News

Rarely Seen Photos Of The Historic Fifth Pan-African Congress To Go On Display In London

A new exhibition featuring rarely seen images from the historic Fifth Pan-African Congress opens July 16 at Rivington Place in London.


John Deakin, Jomo Kenyatta, 1945. Courtesy Getty Images. © John Deakin/Picture Post/Getty Images

The Fifth Pan-African Congress is a forthcoming exhibition on the historic gathering of African and West Indian political leaders and intellectuals who met to discuss strategies for African political and economic liberation. The meeting, which took place in Manchester a few months after the end of WWII, was particularly significant due to the high number of African delegates present. The 1945 Pan-African Congress brought together a group of young African intellectuals and activists, including Jomo Kenyatta, Hastings Banda, Nnamdi Azikiwe and Kwame Nkrumah, who would return home to shape the liberation struggles of Kenya, Malawi, Nigeria and Ghana respectively. Curated by Autograph ABP director Mark Sealy, the show marks the 70th anniversary of the Congress, and is the first public presentation of English photographer John Deakin's body of work from the event.

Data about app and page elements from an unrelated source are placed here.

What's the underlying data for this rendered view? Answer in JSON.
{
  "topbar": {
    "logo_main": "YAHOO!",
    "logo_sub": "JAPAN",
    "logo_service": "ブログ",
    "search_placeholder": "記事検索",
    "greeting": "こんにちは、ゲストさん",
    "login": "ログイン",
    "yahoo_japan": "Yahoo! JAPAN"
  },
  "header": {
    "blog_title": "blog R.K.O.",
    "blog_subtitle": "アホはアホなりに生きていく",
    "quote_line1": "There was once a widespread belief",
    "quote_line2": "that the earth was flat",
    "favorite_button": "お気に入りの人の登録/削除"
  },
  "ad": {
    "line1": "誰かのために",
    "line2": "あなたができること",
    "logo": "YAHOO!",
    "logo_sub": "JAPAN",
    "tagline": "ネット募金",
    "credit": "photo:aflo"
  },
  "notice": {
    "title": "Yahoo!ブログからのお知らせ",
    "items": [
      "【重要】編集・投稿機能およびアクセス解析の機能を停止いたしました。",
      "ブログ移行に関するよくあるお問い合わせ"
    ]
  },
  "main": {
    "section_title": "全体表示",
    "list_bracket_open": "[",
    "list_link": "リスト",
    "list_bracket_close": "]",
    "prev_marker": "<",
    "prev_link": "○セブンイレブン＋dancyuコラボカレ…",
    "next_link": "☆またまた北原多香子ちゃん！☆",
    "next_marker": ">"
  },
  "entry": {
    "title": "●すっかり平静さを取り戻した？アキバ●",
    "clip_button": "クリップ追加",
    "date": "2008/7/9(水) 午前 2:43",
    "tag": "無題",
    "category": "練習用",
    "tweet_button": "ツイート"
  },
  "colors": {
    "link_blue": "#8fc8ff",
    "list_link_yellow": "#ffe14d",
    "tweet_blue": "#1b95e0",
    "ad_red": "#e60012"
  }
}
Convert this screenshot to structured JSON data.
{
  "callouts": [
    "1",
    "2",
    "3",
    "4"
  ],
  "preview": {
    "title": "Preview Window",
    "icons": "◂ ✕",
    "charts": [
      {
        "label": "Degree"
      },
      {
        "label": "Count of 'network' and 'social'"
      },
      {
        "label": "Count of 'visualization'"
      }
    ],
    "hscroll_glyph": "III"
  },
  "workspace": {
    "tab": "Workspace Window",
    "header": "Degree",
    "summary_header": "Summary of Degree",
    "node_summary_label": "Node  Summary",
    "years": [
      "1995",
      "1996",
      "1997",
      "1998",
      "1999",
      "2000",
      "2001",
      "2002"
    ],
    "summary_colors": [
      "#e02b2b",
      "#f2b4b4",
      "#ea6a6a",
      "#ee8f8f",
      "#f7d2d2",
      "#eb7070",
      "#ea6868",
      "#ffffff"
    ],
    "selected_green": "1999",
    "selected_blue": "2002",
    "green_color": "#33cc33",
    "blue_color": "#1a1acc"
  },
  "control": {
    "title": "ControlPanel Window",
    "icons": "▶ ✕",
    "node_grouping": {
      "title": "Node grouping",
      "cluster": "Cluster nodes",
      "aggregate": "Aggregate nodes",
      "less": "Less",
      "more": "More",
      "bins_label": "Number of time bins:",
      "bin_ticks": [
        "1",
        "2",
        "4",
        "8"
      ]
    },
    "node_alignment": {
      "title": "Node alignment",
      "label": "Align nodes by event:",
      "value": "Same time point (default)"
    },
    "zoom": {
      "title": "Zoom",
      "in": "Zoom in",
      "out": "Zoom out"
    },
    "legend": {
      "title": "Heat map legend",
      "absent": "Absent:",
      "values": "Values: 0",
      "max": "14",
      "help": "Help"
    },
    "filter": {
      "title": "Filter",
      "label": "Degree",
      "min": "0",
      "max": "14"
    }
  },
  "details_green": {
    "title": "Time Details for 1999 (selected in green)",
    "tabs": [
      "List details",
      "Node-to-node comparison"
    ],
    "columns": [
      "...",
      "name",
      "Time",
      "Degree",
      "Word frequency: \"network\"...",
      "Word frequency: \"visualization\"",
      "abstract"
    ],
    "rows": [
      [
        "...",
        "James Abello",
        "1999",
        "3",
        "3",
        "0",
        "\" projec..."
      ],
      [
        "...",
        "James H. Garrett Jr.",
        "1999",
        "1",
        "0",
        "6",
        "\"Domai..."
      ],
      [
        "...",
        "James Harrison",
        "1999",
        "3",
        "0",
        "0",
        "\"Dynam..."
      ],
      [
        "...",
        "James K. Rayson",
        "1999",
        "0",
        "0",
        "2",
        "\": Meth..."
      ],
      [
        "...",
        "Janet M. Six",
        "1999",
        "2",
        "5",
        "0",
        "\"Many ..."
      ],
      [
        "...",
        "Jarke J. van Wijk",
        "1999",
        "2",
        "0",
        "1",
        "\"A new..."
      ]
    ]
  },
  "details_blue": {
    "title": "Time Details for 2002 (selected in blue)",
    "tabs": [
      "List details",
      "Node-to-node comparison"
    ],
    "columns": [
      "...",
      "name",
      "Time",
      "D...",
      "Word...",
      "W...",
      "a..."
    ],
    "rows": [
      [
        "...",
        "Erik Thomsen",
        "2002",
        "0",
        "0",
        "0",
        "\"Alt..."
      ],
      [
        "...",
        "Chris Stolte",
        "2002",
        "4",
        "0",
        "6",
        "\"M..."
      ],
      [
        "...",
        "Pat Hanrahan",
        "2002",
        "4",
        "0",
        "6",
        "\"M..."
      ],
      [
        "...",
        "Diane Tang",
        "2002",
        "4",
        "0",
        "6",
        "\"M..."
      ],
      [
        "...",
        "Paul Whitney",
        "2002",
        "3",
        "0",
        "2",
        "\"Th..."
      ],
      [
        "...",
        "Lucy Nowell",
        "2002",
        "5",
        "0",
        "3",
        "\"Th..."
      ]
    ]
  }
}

Featuring over thirty of Deakin's images from the meeting, the exhibition also includes a selection of rare ephemera associated with the Congress, as well as a Pan African Film Lounge with screenings selected by guest curator June Givanni, including The First World Festival of Negro Arts (1966), W. E. B. Du Bois: A Biography in Four Voices (1996), and Aimé Césaire:  A Voice for History (1994).

The Fifth Pan-African Congress is supported using public funding by Arts Council England, and is produced in collaboration with the Hulton Archive, a division of Getty Images, who own the Picture Post archive. The exhibition is also supported by the Working Class Movement Library and Penumbra Productions Ltd. The exhibition opens July 16th at London's Rivington Place.

Music
Image: Nabsolute Media

Reekado Banks Recalls The Carnage of The #EndSARS Protests In Single 'Ozumba Mbadiwe'

The Nigerian singer pays his respects to those lost during last year's #EndSARS protests.

Nigerian singer and songwriter Reekado Banks is back with a track that is as socially important as it is a banger. It seems fitting for the singer's first solo release of the year to be a tribute to his fellow countrypeople fighting for a country that they all wish to live in. The 27-year-old Afrobeats crooner has returned with endearing track 'Ozumba Mbadiwe', honoring the one-year anniversary of the #EndSARS protests that saw the Nigerian government authorize an onslaught of attacks on Nigerian citizens for their anti-government demonstrations.

The protests took the world by storm, additionally because the Nigerian government insists that none of the police brutality happened. In an attempt to gaslight the globe, Nigerian officials have come out to hoards to deny any and all accusations of unlawfully killing peaceful protesters. Banks mentions the absurd denials in the track, singing "October 20, 2020 something happened with the government, they think say we forget," in the second verse. Reekado's reflective lyrics blend smoothly and are supported by the upbeat, effortless Afrobeat rhythm.

In another reflective shoutout to his home, 'Ozumba Mbadiwe' is named after a popular expressway on Lagos Island that leads to the infamous Lekki Toll Gate where protesters were shot at, traumatized, and murdered. Although packed with conscious references, the P.Priime produced track is a perfect amalgamation of the talents that Reekado Banks has to offer; a wispy opening verse, a hook to kill, and an ethereal aura to mark this as a song as a hit. On "Ozumba Mbadiwe," all the elements align for Reekado's signature unsinkable sound to take flight.

Check out Reekado Bank's lyric video for his single 'Ozumba Mbadiwe'

Reekado Banks - Ozumba Mbadiwe (Lyric Video) www.youtube.com

get okayafrica in your inbox

popular.

Tems Is Just Doing Her Thang In New Music Video 'Crazy Tings'

The Nigerian songstress is hell bent on taking over your summer playlist and it's getting harder to resist.